Undoubtedly one of the most common running ailments, runner's knee or patellofemoral pain syndrome (PFPS), can hamper your training or leave you completely sidelined.
The pain associated with runner's knee is located under, slightly above or below the kneecap. It generally worsens when athletes run uphill, downhill or up and down stairs. A popping sensation is sometimes audible. In the worst cases, the knee may swell.
A term used to describe a number of knee issues, runner's knee often occurs because of an increase in mileage. While some harriers will experience sporadic pain, others have problems nearly every time they add miles. The condition can also be related to poor running form and core strength.
"A lot of these injuries result from motion or mobility problems in the hip or low back," explains Dr. Aaron LeBauer, a physical therapist based in Greensboro, North Carolina. "Or it can be an instability issue because of lack of core engagement. If you have an imbalance that causes the leg to be unstable, it may be a hip control issue."
Indeed, strength and mobility imbalances will have a greater effect on the body over increased mileage, resulting in issues like runner's knee. The dilemma is you often won't know you have these imbalances until your knee starts to nag you.

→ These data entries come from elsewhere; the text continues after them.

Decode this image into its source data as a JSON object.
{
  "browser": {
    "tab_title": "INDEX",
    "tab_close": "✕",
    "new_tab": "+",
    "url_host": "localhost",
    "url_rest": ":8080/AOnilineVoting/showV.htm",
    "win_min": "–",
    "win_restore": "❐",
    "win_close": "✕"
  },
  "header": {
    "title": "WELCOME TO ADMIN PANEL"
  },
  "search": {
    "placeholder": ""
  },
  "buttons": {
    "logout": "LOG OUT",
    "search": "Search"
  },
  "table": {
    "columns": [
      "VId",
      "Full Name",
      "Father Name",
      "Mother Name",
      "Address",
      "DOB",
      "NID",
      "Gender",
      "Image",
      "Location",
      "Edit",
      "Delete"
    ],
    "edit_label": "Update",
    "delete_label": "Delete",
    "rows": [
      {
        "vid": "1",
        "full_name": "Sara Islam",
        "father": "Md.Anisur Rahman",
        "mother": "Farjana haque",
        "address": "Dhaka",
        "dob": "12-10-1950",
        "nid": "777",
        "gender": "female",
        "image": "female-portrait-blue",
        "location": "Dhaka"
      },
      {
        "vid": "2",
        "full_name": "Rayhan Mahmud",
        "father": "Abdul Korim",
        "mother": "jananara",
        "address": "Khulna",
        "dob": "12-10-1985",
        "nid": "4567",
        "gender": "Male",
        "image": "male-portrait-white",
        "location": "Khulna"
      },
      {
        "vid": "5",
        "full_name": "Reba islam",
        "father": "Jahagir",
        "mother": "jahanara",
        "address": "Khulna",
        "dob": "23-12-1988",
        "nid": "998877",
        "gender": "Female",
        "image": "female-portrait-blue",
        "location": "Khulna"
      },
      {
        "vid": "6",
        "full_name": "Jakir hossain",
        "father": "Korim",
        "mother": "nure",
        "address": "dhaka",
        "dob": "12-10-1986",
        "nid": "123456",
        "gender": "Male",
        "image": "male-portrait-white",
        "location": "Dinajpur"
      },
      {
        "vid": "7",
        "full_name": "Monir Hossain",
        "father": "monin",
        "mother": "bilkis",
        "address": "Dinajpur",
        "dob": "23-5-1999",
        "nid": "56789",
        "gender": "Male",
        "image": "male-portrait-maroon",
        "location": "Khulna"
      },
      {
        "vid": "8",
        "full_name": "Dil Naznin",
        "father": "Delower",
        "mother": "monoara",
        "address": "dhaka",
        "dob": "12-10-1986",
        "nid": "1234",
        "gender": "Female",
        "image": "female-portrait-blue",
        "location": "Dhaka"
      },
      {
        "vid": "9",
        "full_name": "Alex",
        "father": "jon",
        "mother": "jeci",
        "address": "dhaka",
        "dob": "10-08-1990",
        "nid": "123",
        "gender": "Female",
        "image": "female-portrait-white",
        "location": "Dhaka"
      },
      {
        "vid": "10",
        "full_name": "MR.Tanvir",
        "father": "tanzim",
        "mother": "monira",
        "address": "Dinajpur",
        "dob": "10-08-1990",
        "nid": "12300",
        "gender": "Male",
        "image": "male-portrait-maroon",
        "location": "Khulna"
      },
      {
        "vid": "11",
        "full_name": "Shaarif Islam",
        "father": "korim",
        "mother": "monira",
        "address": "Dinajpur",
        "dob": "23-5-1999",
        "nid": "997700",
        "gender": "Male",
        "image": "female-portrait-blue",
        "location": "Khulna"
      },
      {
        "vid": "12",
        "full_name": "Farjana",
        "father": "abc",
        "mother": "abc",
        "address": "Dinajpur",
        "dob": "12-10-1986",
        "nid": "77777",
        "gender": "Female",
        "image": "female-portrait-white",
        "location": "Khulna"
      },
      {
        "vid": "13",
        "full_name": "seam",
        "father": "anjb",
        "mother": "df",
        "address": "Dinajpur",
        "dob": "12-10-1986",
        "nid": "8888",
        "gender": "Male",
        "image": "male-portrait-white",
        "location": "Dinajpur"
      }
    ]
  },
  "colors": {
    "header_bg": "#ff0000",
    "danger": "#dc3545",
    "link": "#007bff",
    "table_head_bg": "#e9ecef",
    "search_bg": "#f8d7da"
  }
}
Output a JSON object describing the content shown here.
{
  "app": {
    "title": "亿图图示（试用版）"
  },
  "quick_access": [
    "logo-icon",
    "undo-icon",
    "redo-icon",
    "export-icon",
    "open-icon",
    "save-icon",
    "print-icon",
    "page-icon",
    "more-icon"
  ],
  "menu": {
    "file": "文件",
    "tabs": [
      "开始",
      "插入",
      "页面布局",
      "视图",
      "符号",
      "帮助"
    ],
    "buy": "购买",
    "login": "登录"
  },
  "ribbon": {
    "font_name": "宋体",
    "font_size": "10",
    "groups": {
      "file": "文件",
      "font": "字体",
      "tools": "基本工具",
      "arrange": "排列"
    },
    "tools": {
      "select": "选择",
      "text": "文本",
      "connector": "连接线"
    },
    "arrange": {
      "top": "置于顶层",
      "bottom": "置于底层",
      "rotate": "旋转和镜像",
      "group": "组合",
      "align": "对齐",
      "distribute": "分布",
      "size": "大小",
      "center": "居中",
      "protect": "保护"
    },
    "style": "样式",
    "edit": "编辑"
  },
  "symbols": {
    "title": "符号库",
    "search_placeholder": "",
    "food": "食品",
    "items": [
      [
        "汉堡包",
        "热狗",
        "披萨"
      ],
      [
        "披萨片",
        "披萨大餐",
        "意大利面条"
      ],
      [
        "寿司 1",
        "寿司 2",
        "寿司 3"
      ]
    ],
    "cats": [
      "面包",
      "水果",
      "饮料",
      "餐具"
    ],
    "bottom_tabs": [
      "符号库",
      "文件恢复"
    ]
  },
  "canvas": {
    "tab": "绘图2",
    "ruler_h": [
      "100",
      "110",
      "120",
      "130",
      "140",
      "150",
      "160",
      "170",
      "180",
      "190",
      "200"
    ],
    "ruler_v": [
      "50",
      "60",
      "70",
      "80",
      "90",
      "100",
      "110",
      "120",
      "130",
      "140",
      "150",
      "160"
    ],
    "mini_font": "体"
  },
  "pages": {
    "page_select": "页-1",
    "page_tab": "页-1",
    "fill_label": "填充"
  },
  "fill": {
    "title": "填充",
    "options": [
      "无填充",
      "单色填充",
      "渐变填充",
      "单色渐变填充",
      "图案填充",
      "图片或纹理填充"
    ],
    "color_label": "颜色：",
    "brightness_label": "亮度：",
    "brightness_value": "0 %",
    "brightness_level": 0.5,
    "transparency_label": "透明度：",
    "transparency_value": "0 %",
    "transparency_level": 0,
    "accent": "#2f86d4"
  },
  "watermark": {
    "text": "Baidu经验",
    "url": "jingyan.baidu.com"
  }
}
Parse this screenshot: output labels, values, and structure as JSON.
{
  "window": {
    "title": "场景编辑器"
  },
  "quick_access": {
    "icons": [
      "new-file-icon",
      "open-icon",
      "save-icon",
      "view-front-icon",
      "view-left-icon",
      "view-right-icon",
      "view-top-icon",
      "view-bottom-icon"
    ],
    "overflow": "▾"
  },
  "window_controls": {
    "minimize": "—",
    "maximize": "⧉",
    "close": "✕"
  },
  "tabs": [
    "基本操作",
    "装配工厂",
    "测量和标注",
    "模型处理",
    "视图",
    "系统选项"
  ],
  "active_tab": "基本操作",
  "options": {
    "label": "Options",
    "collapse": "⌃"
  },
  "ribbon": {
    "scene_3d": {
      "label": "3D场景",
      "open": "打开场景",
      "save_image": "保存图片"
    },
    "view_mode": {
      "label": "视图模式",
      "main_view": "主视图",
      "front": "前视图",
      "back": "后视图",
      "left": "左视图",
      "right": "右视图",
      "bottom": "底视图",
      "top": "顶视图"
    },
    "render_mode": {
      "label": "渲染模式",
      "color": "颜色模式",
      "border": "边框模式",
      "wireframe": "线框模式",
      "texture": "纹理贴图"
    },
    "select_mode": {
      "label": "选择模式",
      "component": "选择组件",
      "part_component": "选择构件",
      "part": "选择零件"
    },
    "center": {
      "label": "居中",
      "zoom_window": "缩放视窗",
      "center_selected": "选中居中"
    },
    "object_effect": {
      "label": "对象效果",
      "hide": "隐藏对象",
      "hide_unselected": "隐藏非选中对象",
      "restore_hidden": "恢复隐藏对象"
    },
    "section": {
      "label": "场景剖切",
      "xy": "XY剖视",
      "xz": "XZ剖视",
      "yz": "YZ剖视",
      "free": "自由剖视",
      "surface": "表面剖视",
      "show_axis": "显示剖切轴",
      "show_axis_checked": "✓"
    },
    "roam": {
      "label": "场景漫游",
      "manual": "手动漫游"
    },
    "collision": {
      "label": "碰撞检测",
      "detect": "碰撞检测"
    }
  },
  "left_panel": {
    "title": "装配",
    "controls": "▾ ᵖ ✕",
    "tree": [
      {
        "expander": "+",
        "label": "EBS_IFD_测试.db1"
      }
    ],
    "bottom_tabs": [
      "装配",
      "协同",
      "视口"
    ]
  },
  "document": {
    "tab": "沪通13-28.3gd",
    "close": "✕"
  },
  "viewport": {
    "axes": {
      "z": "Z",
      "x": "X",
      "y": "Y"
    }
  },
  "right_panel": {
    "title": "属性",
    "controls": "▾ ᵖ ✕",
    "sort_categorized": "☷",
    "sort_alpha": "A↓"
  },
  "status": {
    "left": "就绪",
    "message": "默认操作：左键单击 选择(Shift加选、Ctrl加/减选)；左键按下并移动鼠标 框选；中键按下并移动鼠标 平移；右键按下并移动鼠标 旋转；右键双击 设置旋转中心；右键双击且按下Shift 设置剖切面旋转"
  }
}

At this point, it becomes important to back off and identify where the injury originated.
"The biggest problem is that people don't listen to their bodies and they run through pain," says LeBauer. "Running through sharp, shooting pain just makes the issue worse; [runners who do this] end up in my office because they keep running rather than resting or seeking treatment earlier."
Runner's Knee Treatment and Prevention
When it comes to treatment, LeBauer says it is important to trace back to the root cause of the pain, and focus on correcting it.